Masculinity, Nationalism and Military Service in a Conflict Zone: Surveys in Southern Thailand
Project leader: Erik Melander
This project investigates the relationships between masculine honor ideology and nationalism on the one hand, and military service in a context of active armed conflict on the other. The study examines opposite causal directions, i.e., (1) how masculine honor ideology and nationalism influence propensity to volunteer for military service in an active conflict zone; and (2) how military socialisation and experience of service in an active conflict zone influence masculine honor ideology and nationalism. Theory holds that individuals who more strongly embrace masculine honor ideology and nationalism are more likely to join a militant organisation and participate in violence. However, other arguments posit that the experience of being a member of a militant organisation, and experiencing violence, boost militarized masculinity and nationalism.
Project on Preventing Wartime Sexual Violence
Project leader: Angela Muvumba Sellström, Senior Researcher, Nordic Africa Institute (NAI) and Uppsala University (Leave of Absence).
This project arose first from the research initiative Disciplining Fighters: Understanding Armed Political Actors’ Control of Sexual Violence, funded by the Swedish Research Council (January 2016 - December 2018/Grant no. 2015-03094). The main purpose of the project is to explore how different actors stop or stem the commission of sexual violence. We seek to contribute to our wider understanding of the direct and indirect internal factors that lead to wartime rape, sexual exploitation and similar abuses. The work of the project entails assessing how some actors are able to discipline their fighters and how different conflict resolution processes effectively shape these practices. A core aim is to study the variation in causes of prevention among different types of non-state armed political actors such as rebel armies and armed liberation movements. The project’s data collection techniques include interviews and focus group research. The project on Preventing Sexual Violence also explores the ways that the global women, peace and security agenda intersects with the prevention of sexual violence among armed political actors. Although its funded phase is complete, the project continues to produce research and carry out cooperation with a range of institutions on the theme of preventing wartime sexual violence.
Gender, war trauma and peacebuilding
Project leader: Karen Brounéus

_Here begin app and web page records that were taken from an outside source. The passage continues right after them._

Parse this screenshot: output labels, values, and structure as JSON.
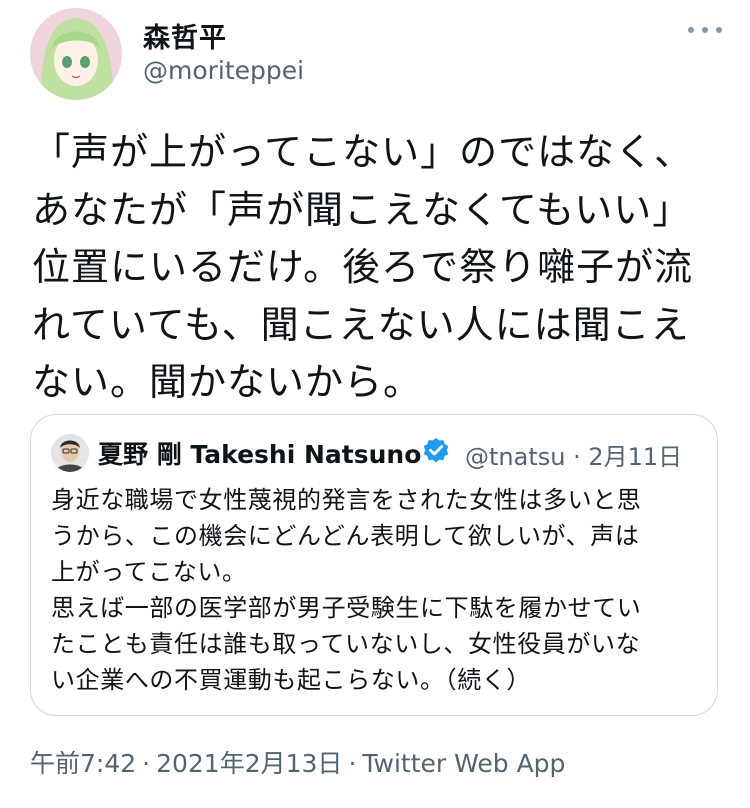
{
  "author": {
    "name": "森哲平",
    "handle": "@moriteppei",
    "avatar_icon": "anime-girl-avatar-icon"
  },
  "tweet": {
    "text": "「声が上がってこない」のではなく、\nあなたが「声が聞こえなくてもいい」\n位置にいるだけ。後ろで祭り囃子が流\nれていても、聞こえない人には聞こえ\nない。聞かないから。"
  },
  "quote": {
    "author_name": "夏野 剛 Takeshi Natsuno",
    "handle_date": "@tnatsu · 2月11日",
    "verified_icon": "verified-badge-icon",
    "text": "身近な職場で女性蔑視的発言をされた女性は多いと思\nうから、この機会にどんどん表明して欲しいが、声は\n上がってこない。\n思えば一部の医学部が男子受験生に下駄を履かせてい\nたことも責任は誰も取っていないし、女性役員がいな\nい企業への不買運動も起こらない。（続く）"
  },
  "meta": {
    "time": "午前7:42",
    "separator": "·",
    "date": "2021年2月13日",
    "source": "Twitter Web App"
  },
  "colors": {
    "text": "#0f1419",
    "secondary": "#536471",
    "verified": "#1d9bf0",
    "border": "#cfd9de"
  }
}
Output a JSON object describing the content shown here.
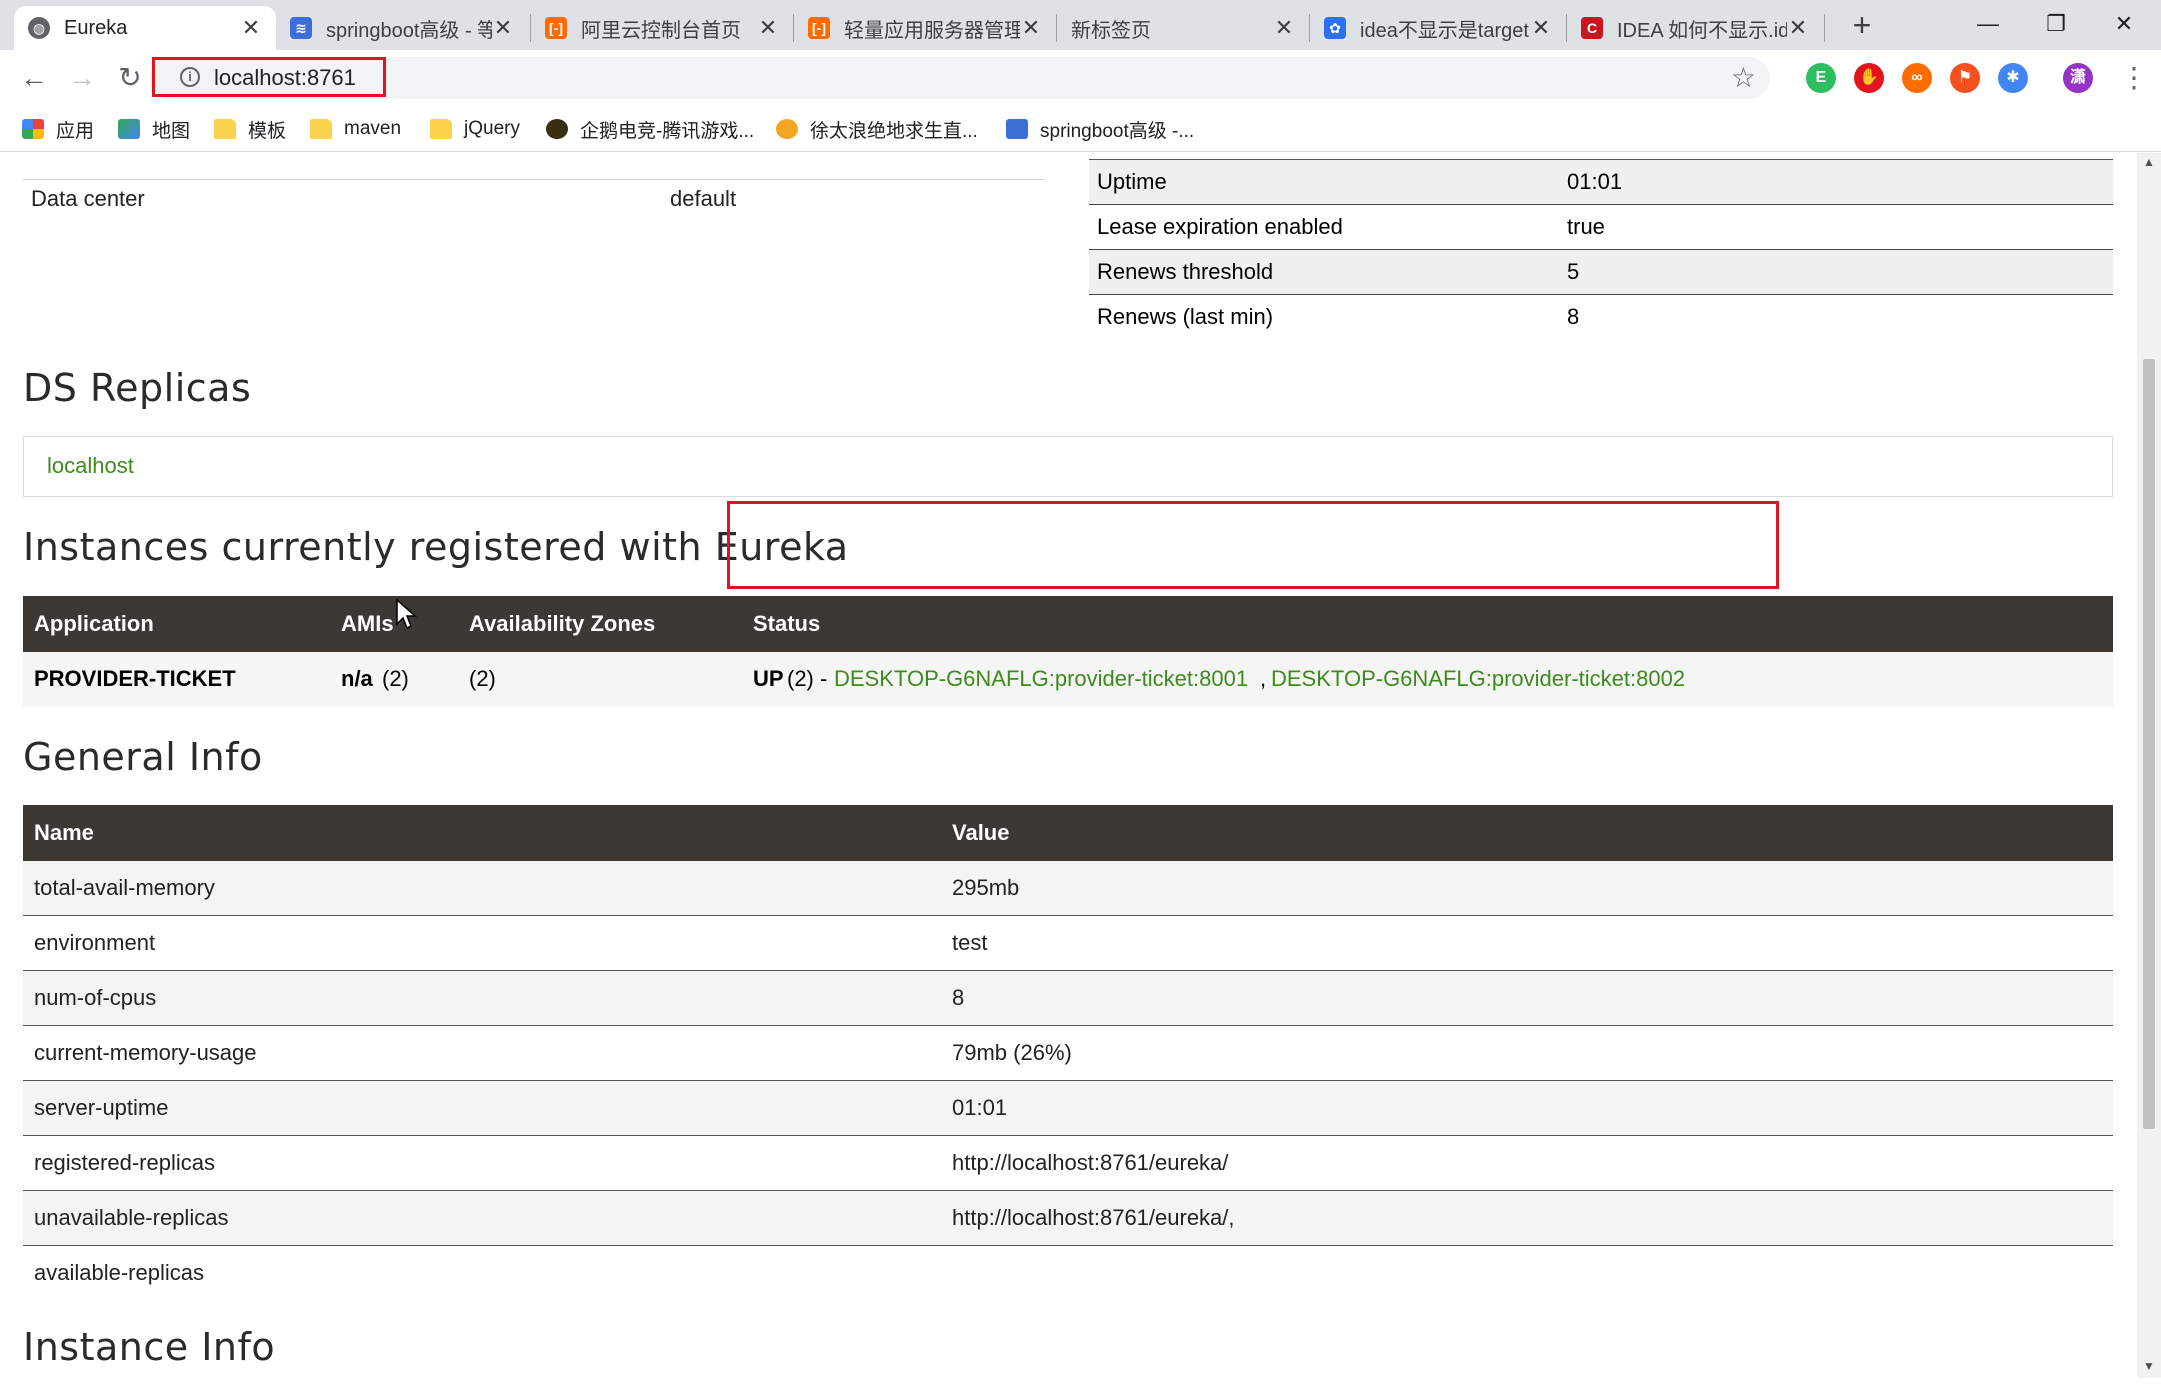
{
  "browser": {
    "tabs": [
      {
        "title": "Eureka",
        "active": true,
        "icon": "globe-icon"
      },
      {
        "title": "springboot高级 - 等",
        "icon": "stack-icon"
      },
      {
        "title": "阿里云控制台首页",
        "icon": "aliyun-icon"
      },
      {
        "title": "轻量应用服务器管理",
        "icon": "aliyun-icon"
      },
      {
        "title": "新标签页",
        "icon": ""
      },
      {
        "title": "idea不显示是target",
        "icon": "baidu-paw-icon"
      },
      {
        "title": "IDEA 如何不显示.id",
        "icon": "csdn-icon"
      }
    ],
    "new_tab": "+",
    "window_controls": {
      "minimize": "—",
      "restore": "❐",
      "close": "✕"
    },
    "url": "localhost:8761",
    "bookmarks": [
      {
        "label": "应用",
        "icon": "apps-grid-icon"
      },
      {
        "label": "地图",
        "icon": "map-icon"
      },
      {
        "label": "模板",
        "icon": "folder-icon"
      },
      {
        "label": "maven",
        "icon": "folder-icon"
      },
      {
        "label": "jQuery",
        "icon": "folder-icon"
      },
      {
        "label": "企鹅电竞-腾讯游戏...",
        "icon": "penguin-esports-icon"
      },
      {
        "label": "徐太浪绝地求生直...",
        "icon": "live-stream-icon"
      },
      {
        "label": "springboot高级 -...",
        "icon": "stack-icon"
      }
    ],
    "extensions": [
      "evernote-icon",
      "adblock-icon",
      "infinity-icon",
      "translate-icon",
      "pinwheel-icon"
    ],
    "profile_initial": "潇"
  },
  "page": {
    "data_center": {
      "label": "Data center",
      "value": "default"
    },
    "lease_info": [
      {
        "key": "Uptime",
        "value": "01:01"
      },
      {
        "key": "Lease expiration enabled",
        "value": "true"
      },
      {
        "key": "Renews threshold",
        "value": "5"
      },
      {
        "key": "Renews (last min)",
        "value": "8"
      }
    ],
    "ds_replicas": {
      "title": "DS Replicas",
      "link": "localhost"
    },
    "instances": {
      "title": "Instances currently registered with Eureka",
      "headers": [
        "Application",
        "AMIs",
        "Availability Zones",
        "Status"
      ],
      "rows": [
        {
          "application": "PROVIDER-TICKET",
          "amis_label": "n/a",
          "amis_count": "(2)",
          "zones": "(2)",
          "status_label": "UP",
          "status_count": "(2) -",
          "instance_1": "DESKTOP-G6NAFLG:provider-ticket:8001",
          "separator": ",",
          "instance_2": "DESKTOP-G6NAFLG:provider-ticket:8002"
        }
      ]
    },
    "general_info": {
      "title": "General Info",
      "headers": [
        "Name",
        "Value"
      ],
      "rows": [
        {
          "name": "total-avail-memory",
          "value": "295mb"
        },
        {
          "name": "environment",
          "value": "test"
        },
        {
          "name": "num-of-cpus",
          "value": "8"
        },
        {
          "name": "current-memory-usage",
          "value": "79mb (26%)"
        },
        {
          "name": "server-uptime",
          "value": "01:01"
        },
        {
          "name": "registered-replicas",
          "value": "http://localhost:8761/eureka/"
        },
        {
          "name": "unavailable-replicas",
          "value": "http://localhost:8761/eureka/,"
        },
        {
          "name": "available-replicas",
          "value": ""
        }
      ]
    },
    "instance_info": {
      "title": "Instance Info"
    }
  },
  "colors": {
    "link_green": "#3e8b1d",
    "table_header": "#3c3834",
    "highlight_red": "#e0141e"
  }
}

In this project, we seek to investigate the challenges of post-conflict peace-building processes by studying the complex (and possibly gendered) relationships between war-related trauma and attitudes towards peace-building, trust and co-existence after war. More specifically, the project investigates whether gendered differences in war trauma may have a direct link to the prevalence of psychological health problems such as PTSD and depression, which – in turn – may become significant hurdles to peacebuilding in the post-conflict phase.